‘So that’s the truth, is it?’ said Miss Challoner severely to herself. ‘You are in love with him, and you’ve known it for weeks.’
But it was not a notorious Marquis with whom she had fallen in love ; it was with the wild, sulky, unmanageable boy that she saw behind the rake. [Bold emphasis Miss Bates’]
‘I could manage him,’ she sighed. ‘Oh, but I could!’
This is still fairly early in the novel, but it IS post-shooting. Maybe Mary is inclined to be indulgent of Vidal in light of she near killed him, but she understands and can certainly handle him. She manages him very well in the sickroom: soothes him, lets him think he’s got the upper hand. She outmanoeuvres him, outsmarts him. She’s smarter and more mature. She also has something he wants: self-possession. Vidal recognizes in Mary’s body language what he needs: “She folded her hands in her lap; it occurred to him that she was a very restful woman.” Rest, ease; Vidal is a young man a schoolmarm would hate. He’s in constant need of stimulation (hence, drinking, dueling, love of fast horses and vehicles, and womanizing) and when he doesn’t get it … watch out. Miss Bates’ instincts were to say to Mary, “Forget it, honey, he’s a cold-blooded murderer,” but Miss B. persisted with the narrative and it delivered. Miss B. suspended her disbelief in any redemption for Vidal and allowed the novel to both charm and elude her.

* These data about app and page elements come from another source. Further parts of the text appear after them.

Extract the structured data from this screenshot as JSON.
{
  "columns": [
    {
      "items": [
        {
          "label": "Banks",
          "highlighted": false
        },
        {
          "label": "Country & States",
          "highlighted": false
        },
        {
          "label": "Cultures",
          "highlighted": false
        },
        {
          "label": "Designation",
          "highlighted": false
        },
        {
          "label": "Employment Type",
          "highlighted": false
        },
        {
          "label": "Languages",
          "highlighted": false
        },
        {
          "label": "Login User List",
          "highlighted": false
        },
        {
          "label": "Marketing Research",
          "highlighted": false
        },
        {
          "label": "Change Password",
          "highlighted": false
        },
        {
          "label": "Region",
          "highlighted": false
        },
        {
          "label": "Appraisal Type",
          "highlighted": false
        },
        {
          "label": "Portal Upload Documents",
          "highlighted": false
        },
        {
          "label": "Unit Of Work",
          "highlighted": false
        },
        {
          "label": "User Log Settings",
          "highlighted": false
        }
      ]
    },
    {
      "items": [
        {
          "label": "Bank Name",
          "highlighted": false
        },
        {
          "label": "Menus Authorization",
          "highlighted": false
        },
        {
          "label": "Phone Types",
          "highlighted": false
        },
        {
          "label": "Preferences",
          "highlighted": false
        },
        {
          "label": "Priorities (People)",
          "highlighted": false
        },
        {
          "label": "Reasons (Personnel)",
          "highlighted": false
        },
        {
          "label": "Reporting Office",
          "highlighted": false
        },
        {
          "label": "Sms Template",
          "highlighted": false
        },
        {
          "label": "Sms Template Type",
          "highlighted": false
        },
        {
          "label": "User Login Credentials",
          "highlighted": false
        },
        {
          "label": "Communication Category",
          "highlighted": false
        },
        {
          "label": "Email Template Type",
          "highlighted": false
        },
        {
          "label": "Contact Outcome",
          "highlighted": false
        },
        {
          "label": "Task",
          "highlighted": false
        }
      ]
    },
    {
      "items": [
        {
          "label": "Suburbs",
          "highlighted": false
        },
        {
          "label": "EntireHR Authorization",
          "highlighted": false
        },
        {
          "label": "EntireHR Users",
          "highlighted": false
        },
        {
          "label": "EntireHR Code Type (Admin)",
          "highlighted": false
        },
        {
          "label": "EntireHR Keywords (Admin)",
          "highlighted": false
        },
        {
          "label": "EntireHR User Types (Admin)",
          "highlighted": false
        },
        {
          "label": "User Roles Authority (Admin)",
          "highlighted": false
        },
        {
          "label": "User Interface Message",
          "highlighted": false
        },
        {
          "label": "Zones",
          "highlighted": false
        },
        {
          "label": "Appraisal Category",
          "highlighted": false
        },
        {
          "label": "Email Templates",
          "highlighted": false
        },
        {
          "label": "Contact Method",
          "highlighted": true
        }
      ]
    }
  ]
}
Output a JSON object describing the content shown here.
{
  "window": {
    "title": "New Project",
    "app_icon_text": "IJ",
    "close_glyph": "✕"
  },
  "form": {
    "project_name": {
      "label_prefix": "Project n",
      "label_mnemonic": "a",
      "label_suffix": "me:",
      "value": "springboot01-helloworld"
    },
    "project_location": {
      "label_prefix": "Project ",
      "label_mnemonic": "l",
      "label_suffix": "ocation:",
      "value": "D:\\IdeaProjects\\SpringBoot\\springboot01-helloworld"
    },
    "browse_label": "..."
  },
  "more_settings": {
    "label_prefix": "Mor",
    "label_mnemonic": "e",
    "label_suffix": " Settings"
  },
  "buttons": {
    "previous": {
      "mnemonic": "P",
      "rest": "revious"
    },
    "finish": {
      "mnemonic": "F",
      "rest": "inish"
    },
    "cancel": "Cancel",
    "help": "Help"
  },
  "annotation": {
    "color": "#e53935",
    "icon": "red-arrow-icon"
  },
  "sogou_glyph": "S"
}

She preferred to read bodies rather than events … that’s the only way she could get past the first scene.
By the end of the narrative, Vidal is more like his mother, Léonie. Control over his emotions and reactions, thanks to his love for Mary and her thwarting of his imperial will, deteriorates in quick gestures and expressive glances, even while at seeming rest. Vidal was dangerous; now, he is petulant, evidence that whatever Mary is dominates. Mary possesses the single quality Vidal lacks, she is “mistress of herself” while milord’s “temper is extremely fiery and uncontrolled.” By the end of the novel, Vidal hasn’t drunk through the day and night, nor killed anyone, nor raced his horses in killer speed chases: he is certainly less colourful, but more palatable hero material. Did Miss Bates love this iconic romance text? She’s conflicted. This is post by ellipsis: swiping aside the unsavory conscienceless hero, the upholding of the notion of “blue blood” and the honour to tribe it entails, she’s ignoring these things to read an iconic romance text. She didn’t love it, for these reasons. On the other hand, she loved it for Mary, her ethics and will to self-determine undermined and subverted the worst needing-of-reform rake in romance history. Yet, Heyer sketched Mary vulnerable and engaging, a young woman self-possessed and, by the HEA, possessed of lion, lair, and pack. Miss Bates says that Georgette Heyer’s Devil’s Cub may not be a great romance, but it is an iconic one … in every difficult duke we meet in the pages of a romance novel and the unflappable composure of the heroine who leads with the lift of an eyebrow, folding of hands, equanimity, and presence of mind. In Heyer’s Devil’s Cub, Miss Bates detected “a mind lively and at ease,” Emma.
Credit to the Sourcebooks Casablanca edition (2009) of Devil’s Cub from which Miss Bates gleaned her quotations; to Goodreads for all but the final Devil’s Cub cover; and, Wikipedia for the final, original Devil’s Cub cover.
Miss Bates would love to know your thoughts about Devil’s Cub, and/or any Heyer title, and/or Heyer’s importance to, or influence on, the romance genre.